Key players unanimous in Christchurch choice

17:47, Jul 30 2013
Hadlee, Parker
CHUFFED: Mayor Bob Parker receives a plaque from Sir Richard Hadlee to congratulate Christchurch on its selection as a host city for the 2015 Cricket World Cup.

Sentimentality played its part, but it was a unanimous decision to award Christchurch the opening match and the opening ceremony of the 2015 Cricket World Cup, organisers say.

While there is dirty great asterisk next to it, Christchurch was awarded three games in the sport's showpiece tournament, including the opener between New Zealand and Sri Lanka.

The Black Caps will play twice more in Canterbury, once against South Africa at Hagley Oval in a warm-up game and at Lincoln's Bert Sutcliffe Oval against Zimbabwe. Sri Lanka also play South Africa at Hagley and Zimbabwe at Lincoln in warm-up games.

But, like Hagley's three World Cup games, the four warm-up matches are conditional on the Hagley Oval redevelopment going ahead.

A decision on that is currently with the Environment Court and is expected early next month.

If the Environment Court ruling is favourable the Council still need to award a lease and approve a scope of works.

Should the process fall down at any of those stages, Christchurch and Canterbury would lose its three Cup matches and four warm-up games, though would retain games in the 10-team qualifying tournament in late January next year featuring tier two nations playing for the final two spots in the tournament proper.

Head of the World Cup's New Zealand branch Therese Walsh confirmed a contingency plan was in place, but refused to elaborate.

"It's fair to say we've got contingency plans for every venue and city. We never know what's going to happen, just like Rugby World Cup. Those games belong in Christchurch and that's where they should stay," she said.

But it's not up to Walsh and should Christchurch lose the matches, the favoured back up plans would be to either spread Hagley Oval's games between other cities, probably Auckland, Wellington and Dunedin, or the less likely option of awarding them to the snubbed Queenstown.

Walsh, Christchurch mayor Bob Parker and Canterbury Cricket chief executive Lee Germon all remained hopeful the development would be given the green light.

Walsh, who worked with the Rugby World Cup and was part of the "extremely tough" decision to move games away from Christchurch in 2011, was proud and excited for Christchurch to play a leading role in the 14-team, 49-game cricket tournament.

She was not the only one.

"Make no mistake, the ICC [International Cricket Council], the member nations, Australia, the team here in New Zealand, we all wanted the opening match to be in Christchurch," Walsh said.

It is understood as many as 10 cities bid for the opening game of the tournament yet Christchurch quickly emerged as the favoured choice.

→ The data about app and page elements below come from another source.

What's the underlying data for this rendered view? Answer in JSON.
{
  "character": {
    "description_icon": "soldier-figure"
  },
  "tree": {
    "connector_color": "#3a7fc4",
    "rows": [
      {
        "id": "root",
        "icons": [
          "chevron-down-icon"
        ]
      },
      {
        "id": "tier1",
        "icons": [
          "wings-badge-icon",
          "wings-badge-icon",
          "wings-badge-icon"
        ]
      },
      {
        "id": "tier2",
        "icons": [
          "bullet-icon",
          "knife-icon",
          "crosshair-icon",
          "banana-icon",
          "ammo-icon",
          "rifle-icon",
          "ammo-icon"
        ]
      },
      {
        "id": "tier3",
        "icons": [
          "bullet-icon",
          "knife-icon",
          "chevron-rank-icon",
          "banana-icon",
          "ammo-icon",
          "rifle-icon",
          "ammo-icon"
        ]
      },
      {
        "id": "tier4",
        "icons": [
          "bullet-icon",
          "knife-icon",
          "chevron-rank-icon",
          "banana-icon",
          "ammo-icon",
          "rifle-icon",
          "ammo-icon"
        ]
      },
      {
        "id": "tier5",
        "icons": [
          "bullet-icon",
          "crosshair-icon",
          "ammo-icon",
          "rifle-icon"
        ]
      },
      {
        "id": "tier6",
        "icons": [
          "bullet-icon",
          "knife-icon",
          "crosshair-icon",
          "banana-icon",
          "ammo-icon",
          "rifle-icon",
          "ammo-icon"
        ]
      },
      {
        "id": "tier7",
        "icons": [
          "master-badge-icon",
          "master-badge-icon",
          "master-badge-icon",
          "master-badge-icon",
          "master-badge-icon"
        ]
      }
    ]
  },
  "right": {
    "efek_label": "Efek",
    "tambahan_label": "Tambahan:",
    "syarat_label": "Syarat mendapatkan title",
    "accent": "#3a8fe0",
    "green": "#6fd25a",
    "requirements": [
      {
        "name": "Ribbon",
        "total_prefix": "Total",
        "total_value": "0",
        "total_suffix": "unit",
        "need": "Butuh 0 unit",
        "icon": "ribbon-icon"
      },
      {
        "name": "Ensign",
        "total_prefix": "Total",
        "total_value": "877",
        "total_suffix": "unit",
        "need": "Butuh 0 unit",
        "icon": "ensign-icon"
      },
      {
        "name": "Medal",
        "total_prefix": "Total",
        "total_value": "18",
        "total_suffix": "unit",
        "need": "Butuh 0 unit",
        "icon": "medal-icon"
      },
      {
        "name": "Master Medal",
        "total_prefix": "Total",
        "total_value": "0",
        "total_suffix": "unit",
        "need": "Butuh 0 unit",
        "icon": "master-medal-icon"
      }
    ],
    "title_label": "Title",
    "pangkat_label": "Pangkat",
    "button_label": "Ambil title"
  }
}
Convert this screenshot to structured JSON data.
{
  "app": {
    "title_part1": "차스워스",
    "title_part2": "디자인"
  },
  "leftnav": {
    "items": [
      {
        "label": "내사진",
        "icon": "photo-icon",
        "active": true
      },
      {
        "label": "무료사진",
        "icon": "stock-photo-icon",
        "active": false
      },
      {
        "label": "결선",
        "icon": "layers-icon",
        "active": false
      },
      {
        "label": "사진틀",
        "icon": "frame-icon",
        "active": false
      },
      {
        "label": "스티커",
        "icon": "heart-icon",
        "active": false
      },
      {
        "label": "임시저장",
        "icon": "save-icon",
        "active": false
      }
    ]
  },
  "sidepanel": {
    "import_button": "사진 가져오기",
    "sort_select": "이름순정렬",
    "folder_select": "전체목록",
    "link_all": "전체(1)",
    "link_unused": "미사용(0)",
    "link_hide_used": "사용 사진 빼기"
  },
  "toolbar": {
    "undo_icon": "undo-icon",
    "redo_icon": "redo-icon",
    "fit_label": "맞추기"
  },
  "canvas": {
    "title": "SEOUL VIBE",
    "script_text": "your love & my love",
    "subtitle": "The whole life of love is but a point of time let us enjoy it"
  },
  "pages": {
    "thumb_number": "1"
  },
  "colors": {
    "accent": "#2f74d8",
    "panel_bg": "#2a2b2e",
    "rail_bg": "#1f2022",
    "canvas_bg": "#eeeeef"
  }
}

"Part of [the decision] is absolutely because we feel it is the right thing to do and it's the perfect platform for Christchurch to beam around every television set in the world and say, 'look at us, look at us, we're fabulous'."

Cricket World Cup's New Zealand organisers said there was still plenty to arrange in terms of the opening ceremony and were reluctant to talk about it, but outgoing Christchurch mayor Parker let the cat out of the bag.

"It's not just the opening game, we're talking about the opening ceremony as well," he beamed.

Walsh then confirmed it was "absolutely" the organising committee's intention to host the opening ceremony in Christchurch, though details, including whether or not the ceremony would be on the same February 14 date as the opening game or if there would be a ceremony at the same time in Australia were yet to be confirmed.

Germon was cautiously pleased with the outcome, knowing there was still plenty of water left to cross under this particular bridge and was pleased with the dates too, around what will be the four-year anniversary of the deadly February 2011 earthquake.

"It's great news for cricket in our city... And around the February anniversary, that will mean a lot to the people of Christchurch."


The Press